::: Input data

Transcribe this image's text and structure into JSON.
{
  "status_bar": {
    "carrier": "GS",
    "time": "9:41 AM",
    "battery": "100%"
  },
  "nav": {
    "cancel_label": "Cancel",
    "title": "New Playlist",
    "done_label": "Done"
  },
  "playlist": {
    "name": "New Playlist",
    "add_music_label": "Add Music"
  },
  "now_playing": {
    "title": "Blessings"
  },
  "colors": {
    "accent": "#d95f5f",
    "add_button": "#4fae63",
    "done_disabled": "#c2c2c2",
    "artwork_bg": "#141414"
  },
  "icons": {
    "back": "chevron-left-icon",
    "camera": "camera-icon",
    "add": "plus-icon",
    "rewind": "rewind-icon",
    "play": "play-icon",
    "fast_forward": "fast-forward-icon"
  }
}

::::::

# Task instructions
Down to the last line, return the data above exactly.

# Solution
Transcribe this image's text and structure into JSON.
{
  "status_bar": {
    "carrier": "GS",
    "time": "9:41 AM",
    "battery": "100%"
  },
  "nav": {
    "cancel_label": "Cancel",
    "title": "New Playlist",
    "done_label": "Done"
  },
  "playlist": {
    "name": "New Playlist",
    "add_music_label": "Add Music"
  },
  "now_playing": {
    "title": "Blessings"
  },
  "colors": {
    "accent": "#d95f5f",
    "add_button": "#4fae63",
    "done_disabled": "#c2c2c2",
    "artwork_bg": "#141414"
  },
  "icons": {
    "back": "chevron-left-icon",
    "camera": "camera-icon",
    "add": "plus-icon",
    "rewind": "rewind-icon",
    "play": "play-icon",
    "fast_forward": "fast-forward-icon"
  }
}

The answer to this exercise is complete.